• To do
Every entry should be duplicated verbatim, and no picture may appear in the copy.

[Interface dataset entries]
····················
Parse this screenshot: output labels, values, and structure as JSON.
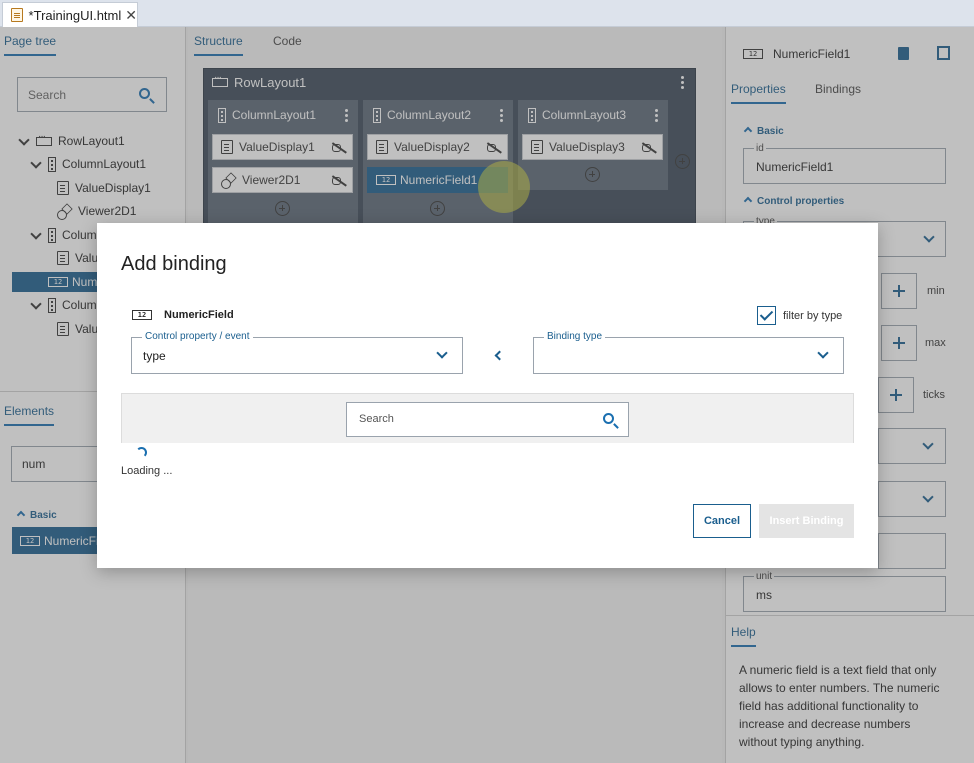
{
  "file_tab": {
    "title": "*TrainingUI.html",
    "close": "✕"
  },
  "left": {
    "tabs": {
      "page_tree": "Page tree",
      "elements": "Elements"
    },
    "tree_search_placeholder": "Search",
    "tree": {
      "row1": "RowLayout1",
      "col1": "ColumnLayout1",
      "vd1": "ValueDisplay1",
      "viewer": "Viewer2D1",
      "col2": "Colum",
      "vd2": "Valu",
      "nf": "Num",
      "col3": "Colum",
      "vd3": "Valu"
    },
    "elements_search_value": "num",
    "basic_label": "Basic",
    "elements_item": "NumericFie"
  },
  "center": {
    "tabs": {
      "structure": "Structure",
      "code": "Code"
    },
    "row_layout": "RowLayout1",
    "columns": [
      {
        "title": "ColumnLayout1",
        "widgets": [
          "ValueDisplay1",
          "Viewer2D1"
        ]
      },
      {
        "title": "ColumnLayout2",
        "widgets": [
          "ValueDisplay2",
          "NumericField1"
        ]
      },
      {
        "title": "ColumnLayout3",
        "widgets": [
          "ValueDisplay3"
        ]
      }
    ]
  },
  "right": {
    "header_title": "NumericField1",
    "tabs": {
      "properties": "Properties",
      "bindings": "Bindings"
    },
    "basic_label": "Basic",
    "id_label": "id",
    "id_value": "NumericField1",
    "control_properties_label": "Control properties",
    "type_label": "type",
    "min_label": "min",
    "max_label": "max",
    "ticks_label": "ticks",
    "unit_label": "unit",
    "unit_value": "ms",
    "help_tab": "Help",
    "help_text": "A numeric field is a text field that only allows to enter numbers. The numeric field has additional functionality to increase and decrease numbers without typing anything."
  },
  "modal": {
    "title": "Add binding",
    "control_name": "NumericField",
    "filter_label": "filter by type",
    "filter_checked": true,
    "control_property_label": "Control property / event",
    "control_property_value": "type",
    "binding_type_label": "Binding type",
    "binding_type_value": "",
    "search_placeholder": "Search",
    "loading_text": "Loading ...",
    "cancel_label": "Cancel",
    "insert_label": "Insert Binding"
  },
  "colors": {
    "accent": "#1a5e8e",
    "dark_panel": "#3c4a59",
    "overlay": "#5a5a5a"
  },
  "icons": [
    "file-html-icon",
    "search-icon",
    "row-layout-icon",
    "column-layout-icon",
    "value-display-icon",
    "viewer-2d-icon",
    "numeric-field-icon",
    "unlink-icon",
    "add-circle-icon",
    "kebab-menu-icon",
    "trash-icon",
    "copy-icon",
    "chevron-down-icon",
    "checkbox-icon",
    "arrow-left-icon",
    "spinner-icon"
  ]
}
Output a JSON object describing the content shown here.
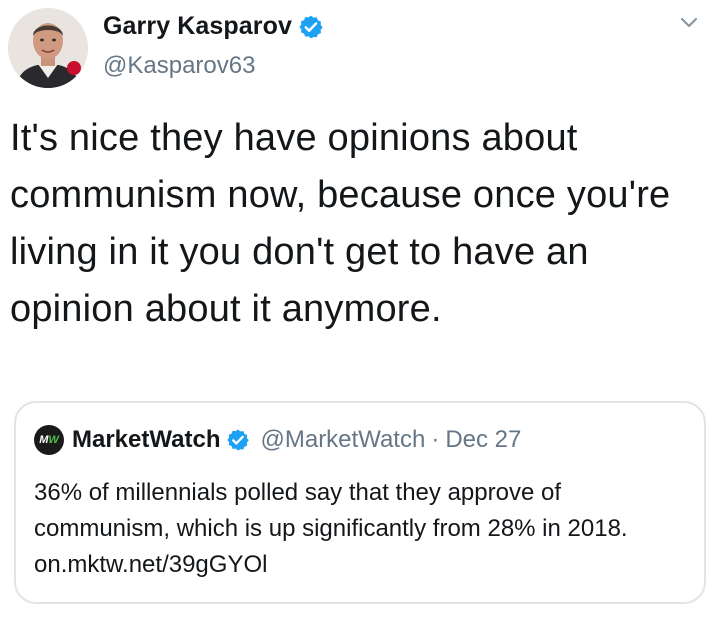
{
  "author": {
    "display_name": "Garry Kasparov",
    "handle": "@Kasparov63",
    "verified": true
  },
  "tweet": {
    "text": "It's nice they have opinions about communism now, because once you're living in it you don't get to have an opinion about it anymore."
  },
  "quoted_tweet": {
    "logo_text": "MW",
    "display_name": "MarketWatch",
    "handle": "@MarketWatch",
    "separator": "·",
    "date": "Dec 27",
    "text": "36% of millennials polled say that they approve of communism, which is up significantly from 28% in 2018. on.mktw.net/39gGYOl"
  },
  "icons": {
    "verified": "verified-badge-icon",
    "menu": "chevron-down-icon",
    "avatar": "avatar"
  },
  "colors": {
    "verified_blue": "#1da1f2",
    "secondary_text": "#657786",
    "primary_text": "#14171a",
    "border": "#dfe4e8",
    "mw_green": "#4cc14a"
  }
}
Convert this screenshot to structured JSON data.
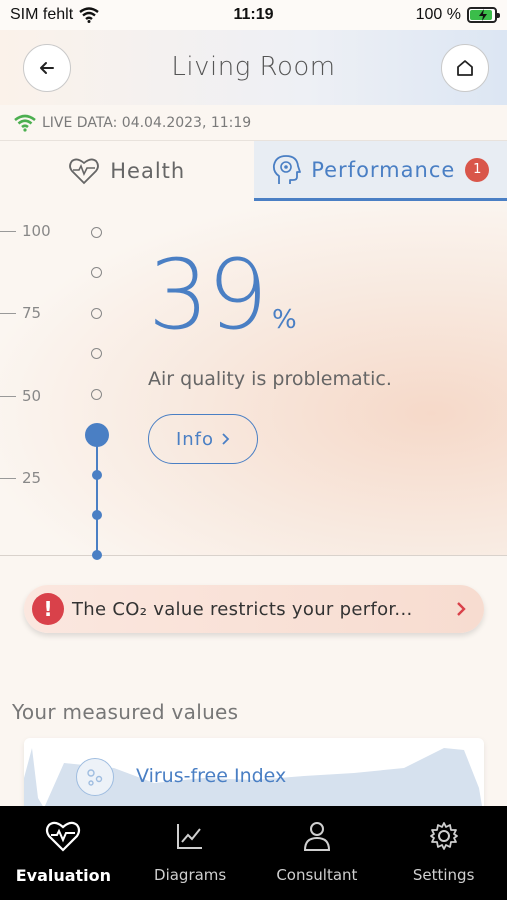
{
  "status_bar": {
    "carrier": "SIM fehlt",
    "time": "11:19",
    "battery": "100 %"
  },
  "header": {
    "title": "Living Room",
    "back_icon": "arrow-left-icon",
    "home_icon": "home-icon"
  },
  "live_data": {
    "label": "LIVE DATA: 04.04.2023, 11:19"
  },
  "tabs": [
    {
      "label": "Health",
      "icon": "heart-pulse-icon",
      "active": false
    },
    {
      "label": "Performance",
      "icon": "head-icon",
      "active": true,
      "badge": "1"
    }
  ],
  "gauge": {
    "value": "39",
    "unit": "%",
    "scale": [
      "100",
      "75",
      "50",
      "25"
    ],
    "status_text": "Air quality is problematic.",
    "info_label": "Info",
    "accent_color": "#4a7fc4"
  },
  "alert": {
    "icon": "!",
    "text": "The CO₂ value restricts your perfor...",
    "color": "#d9414a"
  },
  "measured": {
    "title": "Your measured values",
    "cards": [
      {
        "title": "Virus-free Index",
        "icon": "virus-icon"
      }
    ]
  },
  "tab_bar": [
    {
      "label": "Evaluation",
      "icon": "heart-pulse-icon",
      "active": true
    },
    {
      "label": "Diagrams",
      "icon": "chart-icon",
      "active": false
    },
    {
      "label": "Consultant",
      "icon": "person-icon",
      "active": false
    },
    {
      "label": "Settings",
      "icon": "gear-icon",
      "active": false
    }
  ]
}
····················
• Solution
Parse this screenshot: output labels, values, and structure as JSON.
{
  "file_tab": {
    "title": "*TrainingUI.html",
    "close": "✕"
  },
  "left": {
    "tabs": {
      "page_tree": "Page tree",
      "elements": "Elements"
    },
    "tree_search_placeholder": "Search",
    "tree": {
      "row1": "RowLayout1",
      "col1": "ColumnLayout1",
      "vd1": "ValueDisplay1",
      "viewer": "Viewer2D1",
      "col2": "Colum",
      "vd2": "Valu",
      "nf": "Num",
      "col3": "Colum",
      "vd3": "Valu"
    },
    "elements_search_value": "num",
    "basic_label": "Basic",
    "elements_item": "NumericFie"
  },
  "center": {
    "tabs": {
      "structure": "Structure",
      "code": "Code"
    },
    "row_layout": "RowLayout1",
    "columns": [
      {
        "title": "ColumnLayout1",
        "widgets": [
          "ValueDisplay1",
          "Viewer2D1"
        ]
      },
      {
        "title": "ColumnLayout2",
        "widgets": [
          "ValueDisplay2",
          "NumericField1"
        ]
      },
      {
        "title": "ColumnLayout3",
        "widgets": [
          "ValueDisplay3"
        ]
      }
    ]
  },
  "right": {
    "header_title": "NumericField1",
    "tabs": {
      "properties": "Properties",
      "bindings": "Bindings"
    },
    "basic_label": "Basic",
    "id_label": "id",
    "id_value": "NumericField1",
    "control_properties_label": "Control properties",
    "type_label": "type",
    "min_label": "min",
    "max_label": "max",
    "ticks_label": "ticks",
    "unit_label": "unit",
    "unit_value": "ms",
    "help_tab": "Help",
    "help_text": "A numeric field is a text field that only allows to enter numbers. The numeric field has additional functionality to increase and decrease numbers without typing anything."
  },
  "modal": {
    "title": "Add binding",
    "control_name": "NumericField",
    "filter_label": "filter by type",
    "filter_checked": true,
    "control_property_label": "Control property / event",
    "control_property_value": "type",
    "binding_type_label": "Binding type",
    "binding_type_value": "",
    "search_placeholder": "Search",
    "loading_text": "Loading ...",
    "cancel_label": "Cancel",
    "insert_label": "Insert Binding"
  },
  "colors": {
    "accent": "#1a5e8e",
    "dark_panel": "#3c4a59",
    "overlay": "#5a5a5a"
  },
  "icons": [
    "file-html-icon",
    "search-icon",
    "row-layout-icon",
    "column-layout-icon",
    "value-display-icon",
    "viewer-2d-icon",
    "numeric-field-icon",
    "unlink-icon",
    "add-circle-icon",
    "kebab-menu-icon",
    "trash-icon",
    "copy-icon",
    "chevron-down-icon",
    "checkbox-icon",
    "arrow-left-icon",
    "spinner-icon"
  ]
}
Output a JSON object describing the content shown here.
{
  "author": {
    "display_name": "Garry Kasparov",
    "handle": "@Kasparov63",
    "verified": true
  },
  "tweet": {
    "text": "It's nice they have opinions about communism now, because once you're living in it you don't get to have an opinion about it anymore."
  },
  "quoted_tweet": {
    "logo_text": "MW",
    "display_name": "MarketWatch",
    "handle": "@MarketWatch",
    "separator": "·",
    "date": "Dec 27",
    "text": "36% of millennials polled say that they approve of communism, which is up significantly from 28% in 2018. on.mktw.net/39gGYOl"
  },
  "icons": {
    "verified": "verified-badge-icon",
    "menu": "chevron-down-icon",
    "avatar": "avatar"
  },
  "colors": {
    "verified_blue": "#1da1f2",
    "secondary_text": "#657786",
    "primary_text": "#14171a",
    "border": "#dfe4e8",
    "mw_green": "#4cc14a"
  }
}
Convert this screenshot to structured JSON data.
{
  "status_bar": {
    "carrier": "SIM fehlt",
    "time": "11:19",
    "battery": "100 %"
  },
  "header": {
    "title": "Living Room",
    "back_icon": "arrow-left-icon",
    "home_icon": "home-icon"
  },
  "live_data": {
    "label": "LIVE DATA: 04.04.2023, 11:19"
  },
  "tabs": [
    {
      "label": "Health",
      "icon": "heart-pulse-icon",
      "active": false
    },
    {
      "label": "Performance",
      "icon": "head-icon",
      "active": true,
      "badge": "1"
    }
  ],
  "gauge": {
    "value": "39",
    "unit": "%",
    "scale": [
      "100",
      "75",
      "50",
      "25"
    ],
    "status_text": "Air quality is problematic.",
    "info_label": "Info",
    "accent_color": "#4a7fc4"
  },
  "alert": {
    "icon": "!",
    "text": "The CO₂ value restricts your perfor...",
    "color": "#d9414a"
  },
  "measured": {
    "title": "Your measured values",
    "cards": [
      {
        "title": "Virus-free Index",
        "icon": "virus-icon"
      }
    ]
  },
  "tab_bar": [
    {
      "label": "Evaluation",
      "icon": "heart-pulse-icon",
      "active": true
    },
    {
      "label": "Diagrams",
      "icon": "chart-icon",
      "active": false
    },
    {
      "label": "Consultant",
      "icon": "person-icon",
      "active": false
    },
    {
      "label": "Settings",
      "icon": "gear-icon",
      "active": false
    }
  ]
}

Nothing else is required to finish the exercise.